== Task directions ==
Scan the records for "출석체크". Show the matching lines.

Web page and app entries
——————
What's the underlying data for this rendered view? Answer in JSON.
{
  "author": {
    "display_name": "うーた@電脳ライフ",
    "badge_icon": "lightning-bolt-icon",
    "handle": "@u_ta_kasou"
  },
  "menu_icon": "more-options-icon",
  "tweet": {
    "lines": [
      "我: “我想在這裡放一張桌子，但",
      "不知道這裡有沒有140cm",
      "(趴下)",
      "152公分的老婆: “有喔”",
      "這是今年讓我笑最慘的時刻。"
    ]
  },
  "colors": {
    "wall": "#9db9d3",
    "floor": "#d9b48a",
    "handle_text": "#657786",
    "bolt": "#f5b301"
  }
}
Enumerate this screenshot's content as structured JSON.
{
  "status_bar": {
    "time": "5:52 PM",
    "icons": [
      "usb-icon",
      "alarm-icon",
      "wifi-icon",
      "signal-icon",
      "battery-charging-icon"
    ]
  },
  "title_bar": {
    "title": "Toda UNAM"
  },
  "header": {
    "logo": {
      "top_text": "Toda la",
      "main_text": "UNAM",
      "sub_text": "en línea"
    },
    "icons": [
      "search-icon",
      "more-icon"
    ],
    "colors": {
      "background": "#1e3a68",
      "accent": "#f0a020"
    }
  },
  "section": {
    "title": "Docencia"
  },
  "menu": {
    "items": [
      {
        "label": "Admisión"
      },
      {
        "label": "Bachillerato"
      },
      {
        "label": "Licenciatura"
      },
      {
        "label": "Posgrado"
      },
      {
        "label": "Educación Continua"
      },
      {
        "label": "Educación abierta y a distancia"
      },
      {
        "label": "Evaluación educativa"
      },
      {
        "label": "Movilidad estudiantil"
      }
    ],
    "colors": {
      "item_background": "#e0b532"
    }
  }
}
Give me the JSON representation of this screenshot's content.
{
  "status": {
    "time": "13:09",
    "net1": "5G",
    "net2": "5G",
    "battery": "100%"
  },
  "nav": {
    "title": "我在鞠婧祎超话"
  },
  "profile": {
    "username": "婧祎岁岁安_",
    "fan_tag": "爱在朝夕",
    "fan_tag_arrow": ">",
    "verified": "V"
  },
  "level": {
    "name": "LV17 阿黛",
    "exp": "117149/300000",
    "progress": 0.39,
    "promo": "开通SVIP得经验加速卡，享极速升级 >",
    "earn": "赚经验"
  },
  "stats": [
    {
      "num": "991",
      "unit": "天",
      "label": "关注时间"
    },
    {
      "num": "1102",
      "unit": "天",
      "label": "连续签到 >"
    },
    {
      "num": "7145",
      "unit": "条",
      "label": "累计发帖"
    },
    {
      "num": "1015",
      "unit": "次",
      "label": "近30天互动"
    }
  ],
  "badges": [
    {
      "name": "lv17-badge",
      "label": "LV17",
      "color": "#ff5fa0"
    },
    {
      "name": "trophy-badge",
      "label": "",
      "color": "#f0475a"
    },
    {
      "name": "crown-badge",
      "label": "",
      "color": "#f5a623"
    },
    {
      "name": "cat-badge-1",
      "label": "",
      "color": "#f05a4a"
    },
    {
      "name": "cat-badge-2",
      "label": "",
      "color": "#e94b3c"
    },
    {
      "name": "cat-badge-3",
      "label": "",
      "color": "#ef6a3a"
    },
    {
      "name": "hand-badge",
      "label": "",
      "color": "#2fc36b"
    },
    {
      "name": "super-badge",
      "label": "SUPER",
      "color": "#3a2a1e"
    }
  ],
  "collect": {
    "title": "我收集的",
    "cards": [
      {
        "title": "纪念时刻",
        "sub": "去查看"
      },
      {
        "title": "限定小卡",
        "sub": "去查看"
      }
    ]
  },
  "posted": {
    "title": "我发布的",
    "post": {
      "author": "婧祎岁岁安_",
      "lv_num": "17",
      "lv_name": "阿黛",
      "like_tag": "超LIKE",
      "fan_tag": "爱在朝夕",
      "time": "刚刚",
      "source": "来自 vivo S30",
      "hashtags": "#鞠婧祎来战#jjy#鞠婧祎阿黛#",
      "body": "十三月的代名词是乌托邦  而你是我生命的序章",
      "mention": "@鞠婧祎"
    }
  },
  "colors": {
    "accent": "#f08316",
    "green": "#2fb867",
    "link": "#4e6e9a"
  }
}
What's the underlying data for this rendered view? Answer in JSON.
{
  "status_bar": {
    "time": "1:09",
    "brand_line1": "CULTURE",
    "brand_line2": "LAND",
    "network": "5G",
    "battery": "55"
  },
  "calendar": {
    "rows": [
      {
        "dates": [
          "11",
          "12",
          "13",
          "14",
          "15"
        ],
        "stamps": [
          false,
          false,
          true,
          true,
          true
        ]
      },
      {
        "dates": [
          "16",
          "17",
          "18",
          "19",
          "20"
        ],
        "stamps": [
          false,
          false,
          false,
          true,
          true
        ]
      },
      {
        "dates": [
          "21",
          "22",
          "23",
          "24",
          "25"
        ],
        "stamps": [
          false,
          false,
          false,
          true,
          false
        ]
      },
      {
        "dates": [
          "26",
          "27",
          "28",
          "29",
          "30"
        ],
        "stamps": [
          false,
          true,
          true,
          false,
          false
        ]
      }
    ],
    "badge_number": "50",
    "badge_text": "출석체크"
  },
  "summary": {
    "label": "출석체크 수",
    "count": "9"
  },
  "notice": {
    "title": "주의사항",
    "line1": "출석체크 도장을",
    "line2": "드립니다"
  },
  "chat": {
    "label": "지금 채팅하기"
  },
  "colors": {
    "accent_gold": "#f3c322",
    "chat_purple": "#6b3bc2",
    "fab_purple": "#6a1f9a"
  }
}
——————
== Result of the task ==
    "badge_text": "출석체크"
    "label": "출석체크 수",
    "line1": "출석체크 도장을",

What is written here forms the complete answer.